The House is in session from Monday through Thursday. Among the bills they will consider is H.R. 51, which would make the District of Columbia a state.
The House will also consider H.R. 1573. This legislation provides access to counsel to U.S. nationals, refugees, and aliens in pursuit of a visa who are subjected to secondary or delayed inspections while trying to enter the United States.
The House will also consider bills under suspension, including:
- H.R. 490– Establishes a program to boost the morale of Homeland Security employees.
- H.R. 473– Requires review of the “trusted traveler” program and extends the enrollment period for those mistakenly removed from the program in error.
- H.R. 1602– Establishes a digital asset working group consisting of the Securities and Exchange Commission and the Commodity Futures Trading Corporation to report on how existing laws and regulations impact digital currency.
- H.Res. 130– Condemns China’s treatment of Hong Kong and calls on the U.S. to put pressure on China, including sanctions.
- H.Res. 124— Condemns the elections in Belarus for allegedly being rigged and calls for more foreign aid for Belarus.
The Senate will be voting on S. 937, legislation introduced by Senator Mazie Hirono (D-HI) which would require the Justice Department to expand tracking of “COVID-related hate crimes.” It defines COVID-19 hate crime as a violent crime that is motivated by two things: (1) the actual or perceived characteristic (e.g., race or ethnicity) of any person, and (2) the actual or perceived relationship to the spread of COVID-19 of any person because of that characteristic.
Last week, the Senate held a cloture vote on the bill.
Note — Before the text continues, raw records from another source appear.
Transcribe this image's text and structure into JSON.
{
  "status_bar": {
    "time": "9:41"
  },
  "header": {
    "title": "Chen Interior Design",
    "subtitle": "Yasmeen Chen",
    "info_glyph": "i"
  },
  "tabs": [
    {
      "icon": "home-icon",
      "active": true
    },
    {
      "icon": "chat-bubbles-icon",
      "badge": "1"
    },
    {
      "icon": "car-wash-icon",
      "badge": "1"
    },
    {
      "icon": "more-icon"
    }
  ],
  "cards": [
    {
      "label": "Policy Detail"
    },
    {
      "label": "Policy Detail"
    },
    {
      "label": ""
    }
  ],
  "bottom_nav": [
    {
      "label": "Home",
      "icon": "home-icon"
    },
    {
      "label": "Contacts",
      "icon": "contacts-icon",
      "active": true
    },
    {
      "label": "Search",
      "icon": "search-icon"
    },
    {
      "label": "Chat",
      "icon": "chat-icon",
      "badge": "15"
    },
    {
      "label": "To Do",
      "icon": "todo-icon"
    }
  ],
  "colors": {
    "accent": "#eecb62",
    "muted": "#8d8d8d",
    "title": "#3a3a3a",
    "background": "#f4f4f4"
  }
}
Only six Republican Senators voted against cloture, they are:
Tom Cotton (AR)
Ted Cruz (TX)
Josh Hawley (MO)
Roger Marshall (KS)
Rand Paul (KY)
Tommy Tuberville (AL)
You can read Ron Paul’s statement on the election theft bill here.
You can read Ron Paul on hate crimes here.